1391. Infection Control for Research Studies Utilizing Oncolytic Viral and Bacterial Vectors
Session: Poster Abstract Session: HAI: Occupational Health
Friday, October 28, 2016
Room: Poster Hall

Background: Oncolytic viral and bacterial vectors are increasingly being studied as promising new treatments for cancer. In October 2015, the FDA approved the first genetically modified oncolytic viral therapy. However, infection control guidelines regarding the use of these agents are not well defined.

Methods: At our institution, all research protocols involving potentially contagious viral or bacterial vectors are reviewed by Infection Control. Approval by the Institutional Review Board and Institutional Biosafety Committee is contingent upon satisfactory achievement of all Infection Control requirements.

Results: Since 2013, we have reviewed 13 protocols utilizing 7 different vectors (Table 1). For all protocols, we required additional education of staff. For 12 (92.3%) protocols, we required additional infection control measures beyond those recommended in the study protocol (Table 2). No transmission events have occurred.

Conclusion: Study protocols regarding administration of oncolytic viral and bacterial vectors may not provide sufficient infection control guidance. Review by infection control experts provides additional safety.

Table 1





Modified vaccinia virus vector

Hepatocellular carcinoma

Talimogene Laherparpvec

Modified HSV-1, selective replication within tumors



Replication incompetent adenovirus vector



Live, attenuated Listeria vector

Pancreatic adenocarcinoma


Conditionally replicating adenovirus

Bladder carcinoma


CD3+ T cells modified through lentiviral vector transduction

B-cell ALL,

Diffuse large B-cell lymphoma


CD3+ T cells modified through retroviral vector transduction

B-precursor ALL, Mantle cell lymphoma

Table 2

Required Additions to Protocols

Number of protocols (%)

Education of staff

13 (100%)

Restriction of staff due to medical conditions (e.g. pregnancy, immunocompromised status)

6 (46.2%)

Patient isolation

5 (38.5%)

Preparation, storage, transport, or disposal of drug

9 (69.2%)

Environmental cleaning

7 (53.8%)

Minimize patient exposure to others in medical center (e.g. immediate rooming, staff escort)

5 (38.5%)

Patient card or bracelet with study information

5 (38.5%)

Jessica P. Ridgway, MD, MS, Department of Medicine, Section of Infectious Diseases and Global Health, University of Chicago, Chicago, IL, Allison H. Bartlett, MD, MS, Department of Pediatrics, Section of Infectious Diseases, The University of Chicago Medicine, Chicago, IL, Sylvia Garcia-Houchins, RN, MBA, CIC, FSHEA, University of Chicago Medicine, Chicago, IL, Rachel Marrs, MSN, RN, CIC, Infection Control Program, The University of Chicago Medicine, Chicago, IL and Emily Landon, MD, Infectious Diseases and Global Health, The University of Chicago Medicine, Chicago, IL

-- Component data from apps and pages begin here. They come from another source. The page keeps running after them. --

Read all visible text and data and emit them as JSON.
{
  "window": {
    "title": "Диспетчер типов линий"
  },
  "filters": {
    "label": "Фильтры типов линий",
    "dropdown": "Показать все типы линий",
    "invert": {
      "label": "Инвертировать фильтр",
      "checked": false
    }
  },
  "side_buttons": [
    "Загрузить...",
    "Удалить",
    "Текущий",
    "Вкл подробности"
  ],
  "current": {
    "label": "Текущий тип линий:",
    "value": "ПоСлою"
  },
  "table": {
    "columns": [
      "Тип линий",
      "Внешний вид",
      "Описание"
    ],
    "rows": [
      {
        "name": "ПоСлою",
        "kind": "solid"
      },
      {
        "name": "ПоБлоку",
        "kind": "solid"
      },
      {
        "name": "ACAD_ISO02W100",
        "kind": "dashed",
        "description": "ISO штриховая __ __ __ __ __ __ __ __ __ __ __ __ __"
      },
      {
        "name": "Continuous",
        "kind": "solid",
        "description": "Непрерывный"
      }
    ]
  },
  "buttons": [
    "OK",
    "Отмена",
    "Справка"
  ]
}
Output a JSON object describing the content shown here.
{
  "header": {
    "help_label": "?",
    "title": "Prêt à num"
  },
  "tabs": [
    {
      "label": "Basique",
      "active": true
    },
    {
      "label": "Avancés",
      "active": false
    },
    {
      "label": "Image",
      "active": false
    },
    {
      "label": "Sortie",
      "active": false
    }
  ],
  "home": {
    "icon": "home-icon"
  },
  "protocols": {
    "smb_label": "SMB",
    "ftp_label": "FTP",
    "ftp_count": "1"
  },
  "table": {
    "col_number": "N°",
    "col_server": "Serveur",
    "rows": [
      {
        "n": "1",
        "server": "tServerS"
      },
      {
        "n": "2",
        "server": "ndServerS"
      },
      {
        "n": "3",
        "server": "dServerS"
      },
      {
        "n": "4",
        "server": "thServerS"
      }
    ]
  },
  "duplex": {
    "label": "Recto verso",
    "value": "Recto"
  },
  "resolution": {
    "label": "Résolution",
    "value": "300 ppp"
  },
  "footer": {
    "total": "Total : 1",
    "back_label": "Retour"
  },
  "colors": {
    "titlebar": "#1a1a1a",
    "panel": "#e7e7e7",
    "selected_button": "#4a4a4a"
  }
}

J. P. Ridgway, None

A. H. Bartlett, None

S. Garcia-Houchins, None

R. Marrs, None

E. Landon, None

Findings in the abstracts are embargoed until 12:01 a.m. CDT, Wednesday Oct. 26th with the exception of research findings presented at the IDWeek press conferences.